I suspect one of the main reasons is that you would get charged if you left your screen and left it running by accident. Imagine you were playing your phone game while waiting for the microwave to finish. You hear a pop, quickly put down your phone to make sure your oatmeal didn't explode. You see that your oatmeal is done, so you sit down on the couch and eat it, getting sucked into a good show. 2 hours later, you pick up your phone, only to realize that all your game time is done.
This would not be a good situation as a customer. With a monthly subscription, you are putting an upper cap on how much money you'll be paying, and you don't have to closely monitor your playtime. Customers who aren't closely monitoring their playtime tend to get more involved in the game, and will likely spend much more money on other game-related purchases like DLC or items.

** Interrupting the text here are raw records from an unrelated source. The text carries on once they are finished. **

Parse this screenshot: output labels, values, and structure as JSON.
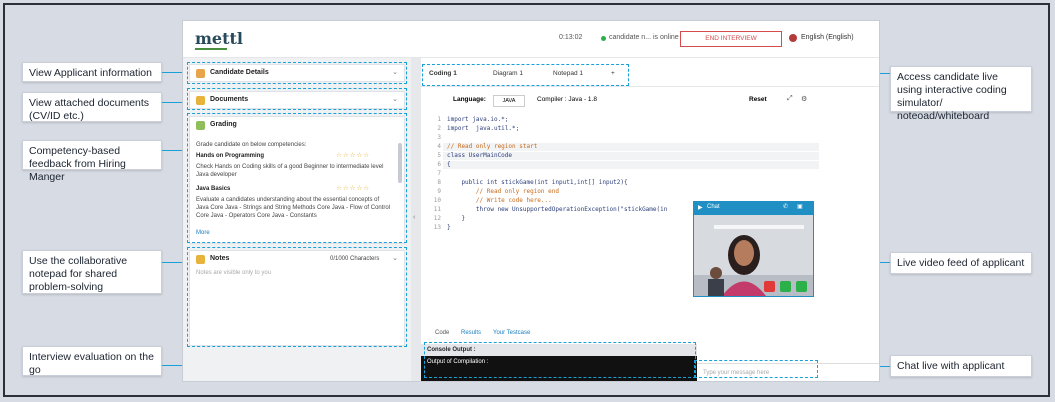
{
  "callouts": {
    "view_applicant": "View Applicant information",
    "view_documents": "View attached documents (CV/ID etc.)",
    "competency": "Competency-based feedback from Hiring Manger",
    "notepad": "Use the collaborative notepad for shared problem-solving",
    "evaluation": "Interview evaluation on the go",
    "access_candidate": "Access candidate live using interactive coding simulator/ noteoad/whiteboard",
    "live_video": "Live video feed of applicant",
    "chat_live": "Chat live with applicant"
  },
  "app": {
    "logo": "mettl",
    "timer": "0:13:02",
    "candidate_status": "candidate n... is online",
    "end_button": "END INTERVIEW",
    "language": "English (English)"
  },
  "left": {
    "candidate_details": "Candidate Details",
    "documents": "Documents",
    "grading": "Grading",
    "grading_intro": "Grade candidate on below competencies:",
    "skills": [
      {
        "name": "Hands on Programming",
        "desc": "Check Hands on Coding skills of a good Beginner to intermediate level Java developer",
        "stars": "☆☆☆☆☆"
      },
      {
        "name": "Java Basics",
        "desc": "Evaluate a candidates understanding about the essential concepts of Java Core Java - Strings and String Methods Core Java - Flow of Control Core Java - Operators Core Java - Constants",
        "stars": "☆☆☆☆☆"
      }
    ],
    "more": "More",
    "notes": "Notes",
    "notes_count": "0/1000 Characters",
    "notes_placeholder": "Notes are visible only to you"
  },
  "right": {
    "tabs": [
      "Coding 1",
      "Diagram 1",
      "Notepad 1",
      "+"
    ],
    "language_label": "Language:",
    "language_value": "JAVA",
    "compiler": "Compiler : Java - 1.8",
    "reset": "Reset",
    "code": [
      {
        "n": "1",
        "t": "import java.io.*;"
      },
      {
        "n": "2",
        "t": "import  java.util.*;"
      },
      {
        "n": "3",
        "t": ""
      },
      {
        "n": "4",
        "t": "// Read only region start"
      },
      {
        "n": "5",
        "t": "class UserMainCode"
      },
      {
        "n": "6",
        "t": "{"
      },
      {
        "n": "7",
        "t": ""
      },
      {
        "n": "8",
        "t": "    public int stickGame(int input1,int[] input2){"
      },
      {
        "n": "9",
        "t": "        // Read only region end"
      },
      {
        "n": "10",
        "t": "        // Write code here..."
      },
      {
        "n": "11",
        "t": "        throw new UnsupportedOperationException(\"stickGame(in"
      },
      {
        "n": "12",
        "t": "    }"
      },
      {
        "n": "13",
        "t": "}"
      }
    ],
    "bottom_tabs": [
      "Code",
      "Results",
      "Your Testcase"
    ],
    "console_output": "Console Output :",
    "output_compilation": "Output of Compilation :",
    "chat_placeholder": "Type your message here",
    "video_title": "Chat"
  }
}
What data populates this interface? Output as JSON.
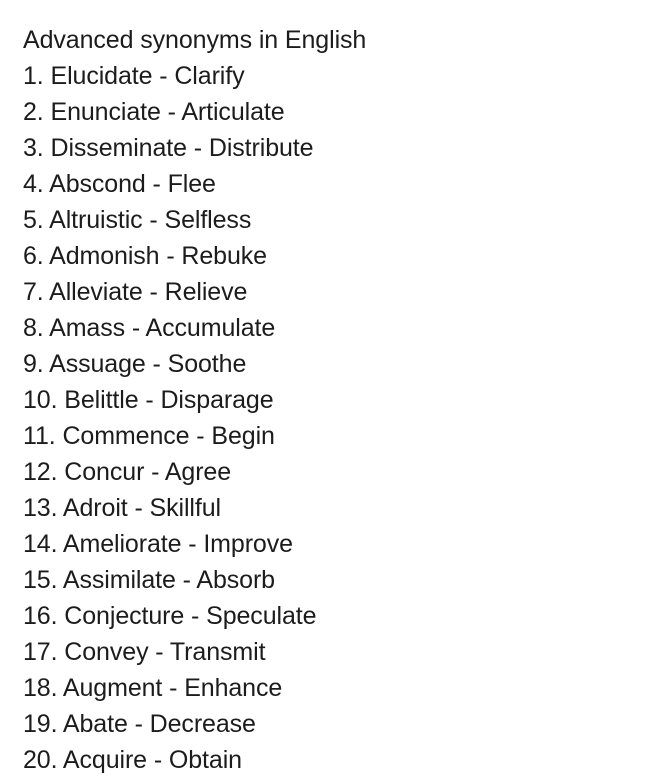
{
  "document": {
    "title": "Advanced synonyms in English",
    "background_color": "#ffffff",
    "text_color": "#1c1c1c",
    "separator": " - ",
    "items": [
      {
        "number": "1.",
        "term": "Elucidate",
        "synonym": "Clarify",
        "line": "1. Elucidate - Clarify"
      },
      {
        "number": "2.",
        "term": "Enunciate",
        "synonym": "Articulate",
        "line": "2. Enunciate - Articulate"
      },
      {
        "number": "3.",
        "term": "Disseminate",
        "synonym": "Distribute",
        "line": "3. Disseminate - Distribute"
      },
      {
        "number": "4.",
        "term": "Abscond",
        "synonym": "Flee",
        "line": "4. Abscond - Flee"
      },
      {
        "number": "5.",
        "term": "Altruistic",
        "synonym": "Selfless",
        "line": "5. Altruistic - Selfless"
      },
      {
        "number": "6.",
        "term": "Admonish",
        "synonym": "Rebuke",
        "line": "6. Admonish - Rebuke"
      },
      {
        "number": "7.",
        "term": "Alleviate",
        "synonym": "Relieve",
        "line": "7. Alleviate - Relieve"
      },
      {
        "number": "8.",
        "term": "Amass",
        "synonym": "Accumulate",
        "line": "8. Amass - Accumulate"
      },
      {
        "number": "9.",
        "term": "Assuage",
        "synonym": "Soothe",
        "line": "9. Assuage - Soothe"
      },
      {
        "number": "10.",
        "term": "Belittle",
        "synonym": "Disparage",
        "line": "10. Belittle - Disparage"
      },
      {
        "number": "11.",
        "term": "Commence",
        "synonym": "Begin",
        "line": "11. Commence - Begin"
      },
      {
        "number": "12.",
        "term": "Concur",
        "synonym": "Agree",
        "line": "12. Concur - Agree"
      },
      {
        "number": "13.",
        "term": "Adroit",
        "synonym": "Skillful",
        "line": "13. Adroit - Skillful"
      },
      {
        "number": "14.",
        "term": "Ameliorate",
        "synonym": "Improve",
        "line": "14. Ameliorate - Improve"
      },
      {
        "number": "15.",
        "term": "Assimilate",
        "synonym": "Absorb",
        "line": "15. Assimilate - Absorb"
      },
      {
        "number": "16.",
        "term": "Conjecture",
        "synonym": "Speculate",
        "line": "16. Conjecture - Speculate"
      },
      {
        "number": "17.",
        "term": "Convey",
        "synonym": "Transmit",
        "line": "17. Convey - Transmit"
      },
      {
        "number": "18.",
        "term": "Augment",
        "synonym": "Enhance",
        "line": "18. Augment - Enhance"
      },
      {
        "number": "19.",
        "term": "Abate",
        "synonym": "Decrease",
        "line": "19. Abate - Decrease"
      },
      {
        "number": "20.",
        "term": "Acquire",
        "synonym": "Obtain",
        "line": "20. Acquire - Obtain"
      }
    ]
  }
}
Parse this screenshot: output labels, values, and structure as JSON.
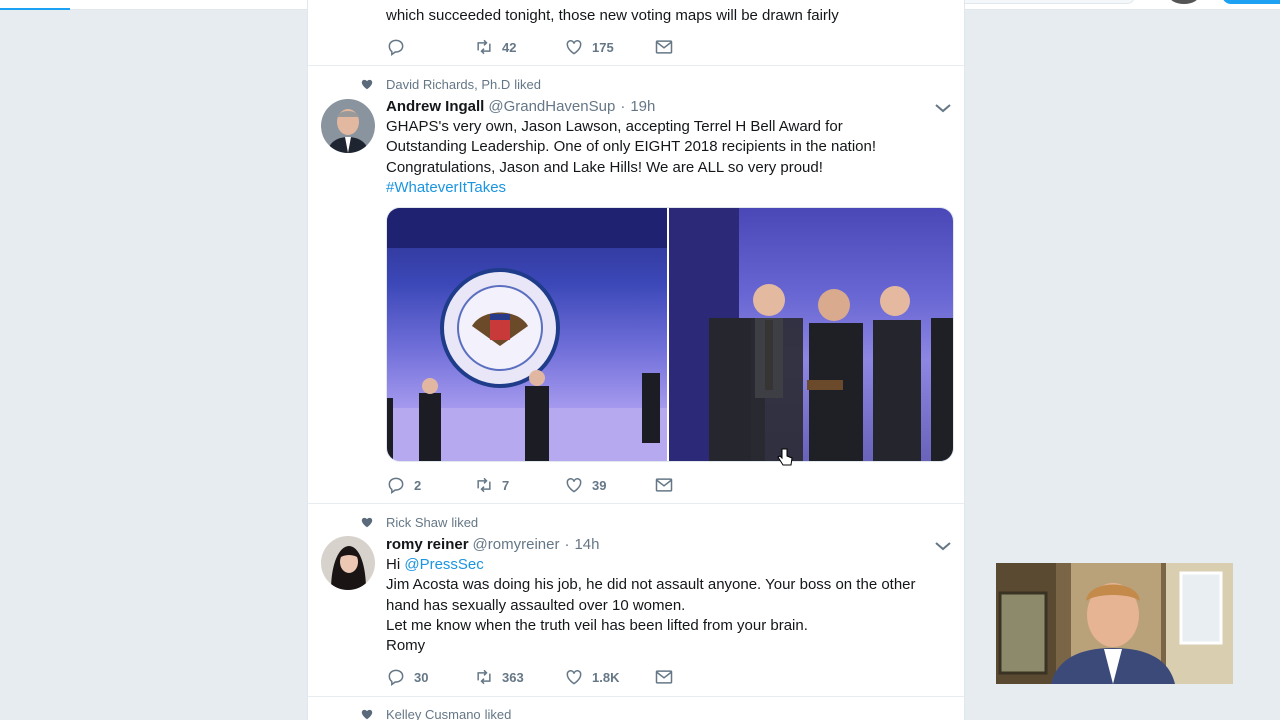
{
  "partial_tweet": {
    "text": "which succeeded tonight, those new voting maps will be drawn fairly",
    "counts": {
      "reply": "",
      "retweet": "42",
      "like": "175"
    }
  },
  "tweets": [
    {
      "liked_by": "David Richards, Ph.D",
      "liked_suffix": "liked",
      "name": "Andrew Ingall",
      "handle": "@GrandHavenSup",
      "time": "19h",
      "text_lines": [
        "GHAPS's very own, Jason Lawson, accepting Terrel H Bell Award for",
        "Outstanding Leadership. One of only EIGHT 2018 recipients in the nation!",
        "Congratulations, Jason and Lake Hills! We are ALL so very proud!"
      ],
      "hashtag": "#WhateverItTakes",
      "counts": {
        "reply": "2",
        "retweet": "7",
        "like": "39"
      }
    },
    {
      "liked_by": "Rick Shaw",
      "liked_suffix": "liked",
      "name": "romy reiner",
      "handle": "@romyreiner",
      "time": "14h",
      "greeting": "Hi",
      "mention": "@PressSec",
      "text_lines": [
        "Jim Acosta was doing his job, he did not assault anyone. Your boss on the other",
        "hand has sexually assaulted over 10 women.",
        "Let me know when the truth veil has been lifted from your brain.",
        "Romy"
      ],
      "counts": {
        "reply": "30",
        "retweet": "363",
        "like": "1.8K"
      }
    },
    {
      "liked_by": "Kelley Cusmano",
      "liked_suffix": "liked"
    }
  ],
  "icons": {
    "reply": "reply-icon",
    "retweet": "retweet-icon",
    "like": "heart-icon",
    "dm": "envelope-icon",
    "caret": "chevron-down-icon"
  },
  "colors": {
    "link": "#1b95e0",
    "muted": "#657786",
    "background": "#e6ecf0"
  }
}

Furthermore, paying for playtime makes you feel like each second spent in game needs to be worthwhile, so small annoyances or farm-ey gameplay would seem extra tedious, and be actually costing you directly. It would make this downtime seem absolutely unbearable.
For games with any form of strategy, one of the joys (at least for me) is to stare at the screen in-between action and plot how to maximize my power, or plan my next acquisitions or upgrades. If I was paying per minute, this would probably never happen.

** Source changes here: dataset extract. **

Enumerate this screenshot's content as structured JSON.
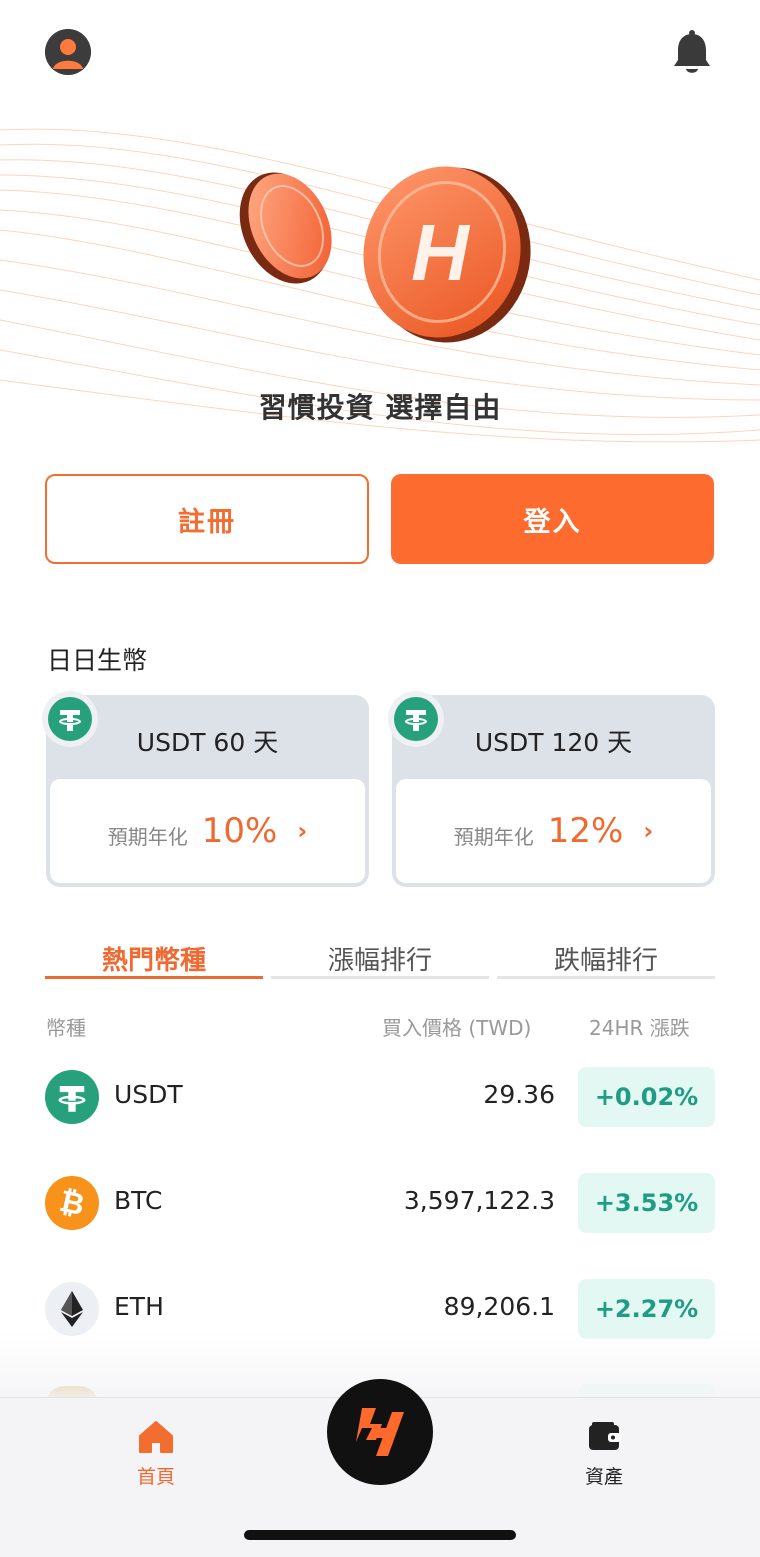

For multiplayer games, waiting for other players, although already very annoying, would be absolutely unbearable if you were paying for that time.